So here are some pics. I’m assuming everyone will know who wore what when. Here’s an original gown, very short and daring, and I would have been terrified to wear it since beads were falling off it. Notice how deep the arm openings are–they added in a matching slip.
Here’s a detail of some of the beading on an evening gown.
Gloves! The red ones were worn by one of the characters, the rest are extant.
Coats, featuring some exquisite embroidery.
Summer dresses against a montage of the series (love Hugh Bonneville who I think was wasted in this role, don’t get me started. He’s a terrific comic actor too, and it says worlds for his professionalism that he didn’t play it for laughs). The center one is original and the pattern is very Japanese-inspired.
Here are some of the servant’s costumes. I’m sure the maid’s print dress and apron were original because they looked very worn. The designers used a slightly metallic fabric for the cook’s dress to make it pop for the camera.
And this hat. How I love this hat:
Winterthur is an astonishing place. It is huge, and you’d need days to see everything it has. Henry Francis du Pont expanded a fairly large 18c house by building on another 175 (I think) rooms to house his collection. He bought 18c and early 19c furnishings and even entire rooms from the period at a time when such items were not popular or even considered particularly valuable. There’s one room, for instance that incorporates two doorways, two windows, and a fireplace salvaged from a fairly small Philadelphia house whose owner wanted to install a shop window. There’s another room hung with 17c Chinese wallpaper that required him to raise the ceiling to accommodate it. A complete set of silver tankards made by Paul Revere. And much, much more.

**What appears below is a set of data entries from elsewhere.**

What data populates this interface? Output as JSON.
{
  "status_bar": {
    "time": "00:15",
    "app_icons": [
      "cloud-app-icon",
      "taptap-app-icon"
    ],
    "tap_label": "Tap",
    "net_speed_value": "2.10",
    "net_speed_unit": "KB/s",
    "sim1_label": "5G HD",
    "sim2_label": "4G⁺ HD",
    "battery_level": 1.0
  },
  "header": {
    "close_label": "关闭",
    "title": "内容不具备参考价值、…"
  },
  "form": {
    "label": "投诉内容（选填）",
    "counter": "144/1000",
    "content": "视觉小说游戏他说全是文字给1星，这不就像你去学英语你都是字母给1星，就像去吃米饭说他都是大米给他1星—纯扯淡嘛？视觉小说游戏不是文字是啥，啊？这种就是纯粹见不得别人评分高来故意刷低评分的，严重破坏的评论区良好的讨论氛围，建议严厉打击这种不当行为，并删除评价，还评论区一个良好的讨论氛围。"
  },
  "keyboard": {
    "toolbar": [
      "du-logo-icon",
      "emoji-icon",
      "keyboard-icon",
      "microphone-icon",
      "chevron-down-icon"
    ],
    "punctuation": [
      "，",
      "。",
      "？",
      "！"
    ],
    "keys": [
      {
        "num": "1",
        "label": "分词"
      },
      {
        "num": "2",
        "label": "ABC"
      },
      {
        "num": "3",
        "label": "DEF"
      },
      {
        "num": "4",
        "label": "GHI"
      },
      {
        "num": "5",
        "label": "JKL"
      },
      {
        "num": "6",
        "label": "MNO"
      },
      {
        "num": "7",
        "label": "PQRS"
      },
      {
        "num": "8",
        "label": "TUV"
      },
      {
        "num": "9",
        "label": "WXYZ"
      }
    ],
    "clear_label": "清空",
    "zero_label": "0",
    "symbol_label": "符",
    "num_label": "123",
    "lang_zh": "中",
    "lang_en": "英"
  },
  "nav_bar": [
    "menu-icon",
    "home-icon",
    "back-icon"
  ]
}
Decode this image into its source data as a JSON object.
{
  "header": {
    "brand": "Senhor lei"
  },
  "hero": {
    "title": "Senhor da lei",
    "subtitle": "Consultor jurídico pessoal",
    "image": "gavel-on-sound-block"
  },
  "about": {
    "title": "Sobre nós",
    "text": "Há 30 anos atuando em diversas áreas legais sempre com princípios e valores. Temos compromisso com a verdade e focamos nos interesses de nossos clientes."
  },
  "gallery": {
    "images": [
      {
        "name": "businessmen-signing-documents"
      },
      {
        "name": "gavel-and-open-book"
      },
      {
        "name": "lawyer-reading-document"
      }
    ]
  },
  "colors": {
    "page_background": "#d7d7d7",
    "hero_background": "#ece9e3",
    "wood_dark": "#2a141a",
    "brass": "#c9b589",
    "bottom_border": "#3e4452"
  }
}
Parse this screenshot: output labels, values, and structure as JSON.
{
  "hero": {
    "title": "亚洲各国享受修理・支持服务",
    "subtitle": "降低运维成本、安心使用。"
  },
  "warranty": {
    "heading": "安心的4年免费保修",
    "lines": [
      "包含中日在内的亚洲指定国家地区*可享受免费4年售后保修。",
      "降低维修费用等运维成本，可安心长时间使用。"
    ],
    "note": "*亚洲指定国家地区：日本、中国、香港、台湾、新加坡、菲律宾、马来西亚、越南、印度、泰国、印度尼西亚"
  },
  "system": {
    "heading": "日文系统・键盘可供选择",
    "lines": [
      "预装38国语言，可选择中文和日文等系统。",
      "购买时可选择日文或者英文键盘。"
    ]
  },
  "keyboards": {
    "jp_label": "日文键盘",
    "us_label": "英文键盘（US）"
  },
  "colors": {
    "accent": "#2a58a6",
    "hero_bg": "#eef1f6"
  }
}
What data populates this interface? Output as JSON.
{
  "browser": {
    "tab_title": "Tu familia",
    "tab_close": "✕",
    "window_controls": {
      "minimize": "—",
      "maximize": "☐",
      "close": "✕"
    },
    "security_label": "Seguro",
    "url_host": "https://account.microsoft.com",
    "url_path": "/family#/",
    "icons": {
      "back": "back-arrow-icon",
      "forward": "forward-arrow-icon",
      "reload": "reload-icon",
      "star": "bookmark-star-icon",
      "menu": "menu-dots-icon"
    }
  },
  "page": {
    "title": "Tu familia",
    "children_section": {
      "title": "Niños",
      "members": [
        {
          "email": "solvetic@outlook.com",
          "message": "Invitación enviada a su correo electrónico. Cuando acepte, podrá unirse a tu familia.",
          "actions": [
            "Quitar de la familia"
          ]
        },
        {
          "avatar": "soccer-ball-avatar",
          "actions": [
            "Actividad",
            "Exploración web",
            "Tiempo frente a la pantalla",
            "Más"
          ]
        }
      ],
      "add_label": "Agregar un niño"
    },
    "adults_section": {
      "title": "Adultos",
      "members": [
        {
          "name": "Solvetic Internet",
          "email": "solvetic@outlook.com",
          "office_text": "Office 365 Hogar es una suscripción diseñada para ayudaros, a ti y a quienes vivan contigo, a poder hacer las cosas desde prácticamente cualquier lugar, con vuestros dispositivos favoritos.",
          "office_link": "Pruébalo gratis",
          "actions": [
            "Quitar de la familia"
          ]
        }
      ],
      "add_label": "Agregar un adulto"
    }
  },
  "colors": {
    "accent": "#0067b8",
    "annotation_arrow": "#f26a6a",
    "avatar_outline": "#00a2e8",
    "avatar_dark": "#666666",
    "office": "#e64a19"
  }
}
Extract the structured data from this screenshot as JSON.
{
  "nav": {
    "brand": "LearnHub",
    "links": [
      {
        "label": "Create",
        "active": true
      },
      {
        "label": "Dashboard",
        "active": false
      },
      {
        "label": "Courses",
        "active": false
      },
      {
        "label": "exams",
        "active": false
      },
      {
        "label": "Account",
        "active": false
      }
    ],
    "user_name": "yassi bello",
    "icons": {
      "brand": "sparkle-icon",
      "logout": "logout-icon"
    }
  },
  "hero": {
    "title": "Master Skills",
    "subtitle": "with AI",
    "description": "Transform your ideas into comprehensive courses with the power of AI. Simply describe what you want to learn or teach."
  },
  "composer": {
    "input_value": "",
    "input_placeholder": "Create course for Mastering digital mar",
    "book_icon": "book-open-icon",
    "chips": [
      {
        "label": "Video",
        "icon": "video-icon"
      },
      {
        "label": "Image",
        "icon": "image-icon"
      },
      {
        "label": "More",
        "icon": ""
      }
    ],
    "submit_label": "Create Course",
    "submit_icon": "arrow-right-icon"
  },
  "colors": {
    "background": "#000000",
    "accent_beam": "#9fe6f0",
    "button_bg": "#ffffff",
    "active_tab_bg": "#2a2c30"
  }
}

Have you visited any historic houses or museums that you’d like to tell us about?
Sometimes I think I’m the only person who doesn’t like Downton Abbey, so it was wonderful to see my feelings expressed by you! But this exhibition does have some interesting clothes, so thank you.
I think it was a stroke of genius for Winterthur to arrange the exhibit. There’s also an embroidery exhibit which is fascinating.
I’ve never gotten a chance to watch, waaah! But I want to catch up sometime and I’m very undiscriminating–I’d probably like it! Those clothes are gorgeous. Thanks for sharing these pics, Janet.
I must get to Winterthur sometime. This summer I did get to some great museums–the Tampa Museum of Art, which had an exhibit themed around Poseido, and the Morse Museum in Orlando, which has a gorgeous selection of Tiffany glass.
Great post, Janet! The exhibit curator who conceived and executed this is brilliant. Like Elena, I’ve never actually watched the show, but I’m not certain I would like it -probably why I haven’t made an effort to make time for it. (I have managed to make time to watch Outlander, for instance….) I’m surprised they allowed photos to be taken, but am so glad they did, and that you shared them with us! I’m a total addict when it comes to historical costuming. Thanks!
I’d say it was as eye-rolling as Outlander but in a different way. At least they got the clothes right!
[…] couple of shots inside the house (they let you take pics of everything. Amazing!) With reference to last week’s post, here is the room with the Chinese wallpaper and some rather nice […]